An Indiana school has sparked criticism in public when the staff gave an autistic fifth-grade student the award for the ‘most annoying male’ of the year.
Rick Castejon, the father of the 11-year-old said that he was simply shocked when his son was handed the offensive trophy at a luncheon for Bailly Preparatory Academy students held on May 23.
The award was presented to him by his special education teacher in front of his peers, parents, and the school’s principal Carlita Royal.
Castejon said, ‘We were blindsided. We just weren’t expecting it. As a principal or teacher, you should never let this happen to any student.’
When the trophy was handed over, the parents at the ceremony reportedly fell silent.
The trophy bored the inscription: ‘BAILEY PREPARATORY ACADEMY 2018-2019 MOST ANNOYING MALE.’
Hurt and offended, the parents tried to leave the trophy behind but the teacher reminded them to take the award home, playing the offensive title off as a funny joke.
Castejon said that the teachers of the school have called home many times in the past complaining that they are finding it difficult to handle him, but it wasn’t until he saw the award that he felt a real concern.
His son’s mannerism is consistent with a student with autism. The child rocks his body back and forth, is nonverbal, and can become emotional easily.
Castejon revealed, ‘They called me all the time if he didn’t want to work, would cry or would have a breakdown. A special needs education teacher should know how to handle these things.’
Castejon has contacted the school administration and discussed with the emergency manager of the school district Peter Morikis, the possibility of either firing the teacher or putting her on a two-week suspension.
Morikis said to the Times, ‘The Gary Community School Corporation does not condone this type of behavior and will continue to put the safety and well-being of our students first. We extend our deepest apologies to the impacted student, the family and anyone else who take offense to this unfortunate occurrence.’
‘An apology was extended on behalf of the district to the family, and disciplinary action was taken against personnel involved,’ Morikis said.
‘We acknowledge the potential impact that an experience like this could have on a child’s mental well-being, self-esteem and overall level of comfortability in a learning environment going forward,’ he added.
The family had planned to move to Valparaiso earlier so will not send the boy to Gary schools next year. But he still spoke on the issue to make sure other students aren’t subject to the same humiliating treatment.
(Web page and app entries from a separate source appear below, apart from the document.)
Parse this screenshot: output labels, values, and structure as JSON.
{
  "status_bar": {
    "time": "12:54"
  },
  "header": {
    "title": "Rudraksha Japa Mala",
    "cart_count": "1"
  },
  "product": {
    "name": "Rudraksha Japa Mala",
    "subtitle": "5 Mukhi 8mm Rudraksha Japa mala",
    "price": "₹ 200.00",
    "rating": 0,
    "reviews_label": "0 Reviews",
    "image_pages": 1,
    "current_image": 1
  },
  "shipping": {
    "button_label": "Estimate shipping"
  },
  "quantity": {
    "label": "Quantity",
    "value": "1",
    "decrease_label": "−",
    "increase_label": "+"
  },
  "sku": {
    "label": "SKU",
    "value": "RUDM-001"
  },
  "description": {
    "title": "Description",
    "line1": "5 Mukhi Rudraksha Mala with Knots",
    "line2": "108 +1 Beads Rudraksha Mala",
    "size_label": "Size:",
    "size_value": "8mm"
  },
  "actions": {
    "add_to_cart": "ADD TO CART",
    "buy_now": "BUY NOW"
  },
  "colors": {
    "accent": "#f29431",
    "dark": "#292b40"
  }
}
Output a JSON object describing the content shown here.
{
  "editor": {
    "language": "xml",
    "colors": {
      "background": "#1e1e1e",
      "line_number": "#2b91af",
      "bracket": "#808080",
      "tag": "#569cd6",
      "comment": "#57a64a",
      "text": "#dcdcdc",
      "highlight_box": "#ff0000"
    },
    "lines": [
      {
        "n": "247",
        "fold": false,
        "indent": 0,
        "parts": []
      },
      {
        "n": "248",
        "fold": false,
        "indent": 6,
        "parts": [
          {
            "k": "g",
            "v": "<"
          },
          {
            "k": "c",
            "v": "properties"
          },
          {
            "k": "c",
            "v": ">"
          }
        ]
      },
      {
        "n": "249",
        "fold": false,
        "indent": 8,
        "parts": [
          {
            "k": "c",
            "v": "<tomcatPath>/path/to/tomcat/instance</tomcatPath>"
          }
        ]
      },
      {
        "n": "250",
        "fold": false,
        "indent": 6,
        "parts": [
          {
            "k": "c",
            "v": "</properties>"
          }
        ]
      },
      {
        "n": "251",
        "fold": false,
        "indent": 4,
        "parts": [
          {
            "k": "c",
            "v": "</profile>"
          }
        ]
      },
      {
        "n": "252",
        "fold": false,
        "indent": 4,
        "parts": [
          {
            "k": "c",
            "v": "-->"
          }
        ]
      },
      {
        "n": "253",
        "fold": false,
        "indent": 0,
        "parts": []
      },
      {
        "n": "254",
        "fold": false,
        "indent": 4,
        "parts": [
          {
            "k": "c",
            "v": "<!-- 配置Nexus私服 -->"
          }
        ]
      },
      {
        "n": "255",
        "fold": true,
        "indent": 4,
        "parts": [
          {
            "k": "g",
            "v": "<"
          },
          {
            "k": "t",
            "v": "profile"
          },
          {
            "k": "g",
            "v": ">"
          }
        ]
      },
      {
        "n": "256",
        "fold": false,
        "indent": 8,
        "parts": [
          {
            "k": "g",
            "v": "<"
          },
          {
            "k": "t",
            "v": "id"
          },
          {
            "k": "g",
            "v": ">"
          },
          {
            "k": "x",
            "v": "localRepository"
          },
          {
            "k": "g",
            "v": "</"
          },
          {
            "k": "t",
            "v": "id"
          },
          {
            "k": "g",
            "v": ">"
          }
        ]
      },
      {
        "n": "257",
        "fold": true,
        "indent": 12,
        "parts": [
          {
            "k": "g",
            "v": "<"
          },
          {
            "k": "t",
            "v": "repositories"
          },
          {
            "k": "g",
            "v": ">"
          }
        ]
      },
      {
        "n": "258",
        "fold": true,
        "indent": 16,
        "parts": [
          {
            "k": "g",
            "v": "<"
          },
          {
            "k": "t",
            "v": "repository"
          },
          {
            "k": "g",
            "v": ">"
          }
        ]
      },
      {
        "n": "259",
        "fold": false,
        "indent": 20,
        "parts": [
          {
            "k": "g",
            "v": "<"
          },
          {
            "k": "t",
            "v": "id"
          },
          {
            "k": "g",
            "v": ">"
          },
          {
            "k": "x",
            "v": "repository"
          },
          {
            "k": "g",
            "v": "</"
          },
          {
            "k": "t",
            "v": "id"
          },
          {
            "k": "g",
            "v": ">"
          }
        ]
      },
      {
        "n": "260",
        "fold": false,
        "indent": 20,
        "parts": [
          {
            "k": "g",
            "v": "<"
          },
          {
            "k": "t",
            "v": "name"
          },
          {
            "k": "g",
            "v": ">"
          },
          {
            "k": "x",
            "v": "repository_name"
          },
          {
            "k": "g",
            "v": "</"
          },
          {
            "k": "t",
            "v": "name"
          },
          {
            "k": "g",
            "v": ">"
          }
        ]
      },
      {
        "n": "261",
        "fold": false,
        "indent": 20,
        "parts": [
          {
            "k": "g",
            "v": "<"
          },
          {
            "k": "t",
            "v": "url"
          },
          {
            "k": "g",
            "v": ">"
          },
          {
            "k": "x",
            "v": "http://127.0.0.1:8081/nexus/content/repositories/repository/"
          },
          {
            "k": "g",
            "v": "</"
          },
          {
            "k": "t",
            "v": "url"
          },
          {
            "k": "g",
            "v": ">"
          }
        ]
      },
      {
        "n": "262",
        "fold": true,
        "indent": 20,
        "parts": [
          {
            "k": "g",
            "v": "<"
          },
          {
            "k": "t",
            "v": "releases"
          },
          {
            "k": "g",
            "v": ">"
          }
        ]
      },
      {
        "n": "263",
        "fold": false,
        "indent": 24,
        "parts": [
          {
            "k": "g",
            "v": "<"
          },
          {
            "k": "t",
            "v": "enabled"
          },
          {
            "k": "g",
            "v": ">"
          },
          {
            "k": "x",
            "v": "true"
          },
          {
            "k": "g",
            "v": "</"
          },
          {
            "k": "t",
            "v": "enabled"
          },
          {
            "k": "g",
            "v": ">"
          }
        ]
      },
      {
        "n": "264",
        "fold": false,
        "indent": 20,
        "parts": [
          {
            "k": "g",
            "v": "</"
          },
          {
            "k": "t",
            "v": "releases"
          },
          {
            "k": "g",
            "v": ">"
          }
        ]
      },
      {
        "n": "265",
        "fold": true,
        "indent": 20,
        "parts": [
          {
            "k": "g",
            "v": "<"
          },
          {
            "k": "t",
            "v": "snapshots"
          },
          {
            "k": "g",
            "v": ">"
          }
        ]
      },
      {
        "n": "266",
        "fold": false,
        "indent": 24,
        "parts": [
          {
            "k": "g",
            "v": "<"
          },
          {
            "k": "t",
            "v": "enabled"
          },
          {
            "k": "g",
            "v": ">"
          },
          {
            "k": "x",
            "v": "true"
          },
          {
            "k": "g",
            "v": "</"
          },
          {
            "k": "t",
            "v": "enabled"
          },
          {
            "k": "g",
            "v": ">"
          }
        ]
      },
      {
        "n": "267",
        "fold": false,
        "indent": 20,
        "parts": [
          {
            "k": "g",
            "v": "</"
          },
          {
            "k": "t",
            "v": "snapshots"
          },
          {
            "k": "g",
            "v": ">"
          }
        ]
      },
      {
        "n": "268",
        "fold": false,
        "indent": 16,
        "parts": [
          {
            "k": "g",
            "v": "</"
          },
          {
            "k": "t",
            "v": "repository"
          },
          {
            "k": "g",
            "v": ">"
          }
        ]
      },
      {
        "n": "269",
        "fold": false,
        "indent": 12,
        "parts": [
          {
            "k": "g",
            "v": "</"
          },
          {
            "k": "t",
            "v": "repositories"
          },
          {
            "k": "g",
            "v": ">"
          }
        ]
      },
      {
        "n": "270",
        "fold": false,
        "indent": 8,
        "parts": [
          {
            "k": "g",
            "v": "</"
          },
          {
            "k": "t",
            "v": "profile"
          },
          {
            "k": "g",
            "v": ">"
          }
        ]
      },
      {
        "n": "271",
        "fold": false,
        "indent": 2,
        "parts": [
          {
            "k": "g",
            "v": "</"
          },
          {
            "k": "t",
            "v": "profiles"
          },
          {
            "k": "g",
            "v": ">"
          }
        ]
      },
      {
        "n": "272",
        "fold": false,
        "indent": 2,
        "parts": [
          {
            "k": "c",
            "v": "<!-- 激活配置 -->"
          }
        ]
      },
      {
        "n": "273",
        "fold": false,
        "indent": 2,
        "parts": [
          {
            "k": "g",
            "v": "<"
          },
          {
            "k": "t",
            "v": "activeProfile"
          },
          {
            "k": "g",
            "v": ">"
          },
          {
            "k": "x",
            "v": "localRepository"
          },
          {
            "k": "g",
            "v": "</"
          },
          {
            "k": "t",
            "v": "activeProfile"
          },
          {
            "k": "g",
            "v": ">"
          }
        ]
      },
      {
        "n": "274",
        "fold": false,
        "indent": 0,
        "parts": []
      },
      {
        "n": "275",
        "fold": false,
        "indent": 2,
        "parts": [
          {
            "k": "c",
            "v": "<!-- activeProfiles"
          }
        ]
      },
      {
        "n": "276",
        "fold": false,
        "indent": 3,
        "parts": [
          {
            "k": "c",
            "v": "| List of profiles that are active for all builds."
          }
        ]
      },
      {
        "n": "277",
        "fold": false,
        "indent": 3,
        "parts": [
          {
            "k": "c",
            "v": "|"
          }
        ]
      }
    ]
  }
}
‘We just don’t want any other kids to go through this,’ Castejon said. ‘Just because they have special needs doesn’t mean they don’t have feelings.’
Source – Daily mail